Concern for the sexual welfare of priests and people is a worthy goal. The Vatican needs to proceed in a more intelligent and reasonable way than is demonstrated in the currently biased and unbalanced proposed investigation.

It is difficult for anyone to talk about sex. Sex is a tricky area of human adjustment and behavior to examine. Those who are going to conduct the investigation into the sexual reality of seminaries need first of all to be honest with themselves.

I have devised a hundred question inventory for Vatican appointed priests who are going to study the celibate-sexual practice of clergy.

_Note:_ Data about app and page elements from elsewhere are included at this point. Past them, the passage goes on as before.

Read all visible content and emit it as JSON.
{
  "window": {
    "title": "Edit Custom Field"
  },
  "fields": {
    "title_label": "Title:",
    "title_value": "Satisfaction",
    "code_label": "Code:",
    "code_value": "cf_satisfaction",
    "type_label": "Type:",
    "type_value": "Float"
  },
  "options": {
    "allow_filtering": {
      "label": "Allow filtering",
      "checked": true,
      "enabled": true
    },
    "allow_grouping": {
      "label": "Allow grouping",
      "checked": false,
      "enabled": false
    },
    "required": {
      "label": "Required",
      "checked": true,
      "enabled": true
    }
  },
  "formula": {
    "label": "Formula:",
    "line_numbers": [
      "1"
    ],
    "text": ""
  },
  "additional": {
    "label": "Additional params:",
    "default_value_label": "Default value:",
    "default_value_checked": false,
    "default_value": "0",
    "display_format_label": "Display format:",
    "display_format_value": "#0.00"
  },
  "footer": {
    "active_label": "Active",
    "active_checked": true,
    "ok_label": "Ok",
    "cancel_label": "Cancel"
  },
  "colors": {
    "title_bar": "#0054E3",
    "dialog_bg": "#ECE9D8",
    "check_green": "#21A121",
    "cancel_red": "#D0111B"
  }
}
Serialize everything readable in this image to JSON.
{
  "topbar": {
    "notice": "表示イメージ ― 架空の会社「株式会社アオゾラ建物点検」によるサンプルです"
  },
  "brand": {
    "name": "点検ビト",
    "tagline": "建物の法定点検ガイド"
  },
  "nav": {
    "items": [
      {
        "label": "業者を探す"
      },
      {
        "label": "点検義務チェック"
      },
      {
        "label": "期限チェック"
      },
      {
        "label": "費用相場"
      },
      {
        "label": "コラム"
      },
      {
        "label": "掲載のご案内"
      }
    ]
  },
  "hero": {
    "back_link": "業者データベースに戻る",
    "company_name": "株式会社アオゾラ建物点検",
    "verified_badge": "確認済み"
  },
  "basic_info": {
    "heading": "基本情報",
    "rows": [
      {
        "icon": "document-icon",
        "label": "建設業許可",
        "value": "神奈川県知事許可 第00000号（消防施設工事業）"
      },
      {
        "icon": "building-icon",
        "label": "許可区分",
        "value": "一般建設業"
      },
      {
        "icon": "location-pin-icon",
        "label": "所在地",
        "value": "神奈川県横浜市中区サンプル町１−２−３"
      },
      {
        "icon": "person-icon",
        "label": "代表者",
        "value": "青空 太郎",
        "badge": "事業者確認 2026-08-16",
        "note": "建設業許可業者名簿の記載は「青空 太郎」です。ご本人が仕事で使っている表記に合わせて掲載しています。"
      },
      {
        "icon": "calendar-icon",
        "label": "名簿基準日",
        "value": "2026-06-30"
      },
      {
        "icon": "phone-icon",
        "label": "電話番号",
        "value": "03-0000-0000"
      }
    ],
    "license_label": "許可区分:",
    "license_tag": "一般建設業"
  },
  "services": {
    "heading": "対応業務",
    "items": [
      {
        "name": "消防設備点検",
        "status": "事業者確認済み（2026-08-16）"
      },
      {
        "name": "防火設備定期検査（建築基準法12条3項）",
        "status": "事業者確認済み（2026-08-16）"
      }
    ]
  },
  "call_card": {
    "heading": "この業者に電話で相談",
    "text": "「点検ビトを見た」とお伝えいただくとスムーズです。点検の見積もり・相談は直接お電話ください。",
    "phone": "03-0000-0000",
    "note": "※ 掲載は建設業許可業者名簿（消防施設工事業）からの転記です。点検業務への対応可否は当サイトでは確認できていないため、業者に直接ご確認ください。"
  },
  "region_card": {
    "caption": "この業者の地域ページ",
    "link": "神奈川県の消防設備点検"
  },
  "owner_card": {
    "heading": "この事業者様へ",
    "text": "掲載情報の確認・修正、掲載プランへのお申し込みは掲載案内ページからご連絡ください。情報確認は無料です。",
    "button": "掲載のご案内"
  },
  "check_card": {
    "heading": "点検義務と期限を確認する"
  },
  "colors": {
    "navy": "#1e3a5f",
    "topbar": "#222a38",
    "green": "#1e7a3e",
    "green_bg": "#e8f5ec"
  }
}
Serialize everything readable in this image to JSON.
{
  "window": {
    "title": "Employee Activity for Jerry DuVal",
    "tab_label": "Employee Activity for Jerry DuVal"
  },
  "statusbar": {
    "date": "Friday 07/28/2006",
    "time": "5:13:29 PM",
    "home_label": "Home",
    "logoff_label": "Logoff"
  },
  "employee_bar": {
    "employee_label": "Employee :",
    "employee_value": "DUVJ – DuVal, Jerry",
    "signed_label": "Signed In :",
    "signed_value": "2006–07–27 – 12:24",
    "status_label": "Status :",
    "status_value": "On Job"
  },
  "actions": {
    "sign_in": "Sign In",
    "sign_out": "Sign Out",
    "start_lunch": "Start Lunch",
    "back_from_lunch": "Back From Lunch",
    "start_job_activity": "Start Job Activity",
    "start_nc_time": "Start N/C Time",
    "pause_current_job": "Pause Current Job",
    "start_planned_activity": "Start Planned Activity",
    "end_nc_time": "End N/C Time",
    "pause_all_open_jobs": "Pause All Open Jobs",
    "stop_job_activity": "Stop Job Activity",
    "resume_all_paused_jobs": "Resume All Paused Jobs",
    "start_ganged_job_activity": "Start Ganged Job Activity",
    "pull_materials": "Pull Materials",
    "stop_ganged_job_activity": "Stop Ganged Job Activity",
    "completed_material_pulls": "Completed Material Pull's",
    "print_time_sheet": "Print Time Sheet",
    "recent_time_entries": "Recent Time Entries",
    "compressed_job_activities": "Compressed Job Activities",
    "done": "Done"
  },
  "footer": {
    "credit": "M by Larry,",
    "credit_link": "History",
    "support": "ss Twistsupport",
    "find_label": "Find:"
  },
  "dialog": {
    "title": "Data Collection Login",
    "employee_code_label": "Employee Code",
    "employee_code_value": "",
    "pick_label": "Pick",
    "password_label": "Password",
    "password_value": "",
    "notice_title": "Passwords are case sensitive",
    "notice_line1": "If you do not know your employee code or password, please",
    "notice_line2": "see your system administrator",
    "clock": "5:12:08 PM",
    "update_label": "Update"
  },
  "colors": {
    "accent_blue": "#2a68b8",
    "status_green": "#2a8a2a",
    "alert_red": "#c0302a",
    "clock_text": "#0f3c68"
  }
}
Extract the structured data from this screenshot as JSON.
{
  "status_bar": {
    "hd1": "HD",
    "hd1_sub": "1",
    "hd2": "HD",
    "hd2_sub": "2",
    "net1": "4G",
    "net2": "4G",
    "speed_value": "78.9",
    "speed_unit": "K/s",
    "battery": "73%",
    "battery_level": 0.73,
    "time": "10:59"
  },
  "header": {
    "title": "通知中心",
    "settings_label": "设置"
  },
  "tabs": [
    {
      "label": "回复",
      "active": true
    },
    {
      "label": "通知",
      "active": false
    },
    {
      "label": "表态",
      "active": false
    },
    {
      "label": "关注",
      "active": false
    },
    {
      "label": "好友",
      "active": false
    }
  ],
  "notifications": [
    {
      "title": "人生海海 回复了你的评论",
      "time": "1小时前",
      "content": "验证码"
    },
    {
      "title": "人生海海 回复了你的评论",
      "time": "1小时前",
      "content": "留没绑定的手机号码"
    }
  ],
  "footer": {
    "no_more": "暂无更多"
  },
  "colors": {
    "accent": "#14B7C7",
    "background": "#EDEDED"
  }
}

These are some of the same questions that Vatican officials and bishops should have to answer first:

(Numbers 1 to 25 are deleted from this version.)

26. Do you or have you ever masturbated?
27. Have you ever looked at pornography?
28. Have you ever had any sexual contact with an animal?
29. Have you ever had any sexual contact with another person?
30. Have you ever had sexual contact with an adult woman?
31. Have you ever had any sexual contact with an adult male?
32. Have you ever had sexual contact with an adolescent girl?
33. Have you ever had sexual contact with an adolescent boy?
34. Have you ever had sexual contact with a child who was five years younger than you?
35. What was the gender of that child?
36. How old were you at the time of the contact?
37. What thoughts or images sexually excite you?
38. When was your most recent orgasm, from any source?
39. What images accompanied your most recent orgasm?
40. What are the usual circumstances of your orgasms?
41. What has been the longest period during which you practiced perfect celibacy?

(Numbers 42 to 55 are deleted from this version.)

56. What do you consider your sexual orientation?

(Numbers 57 to 100 are deleted from this version.)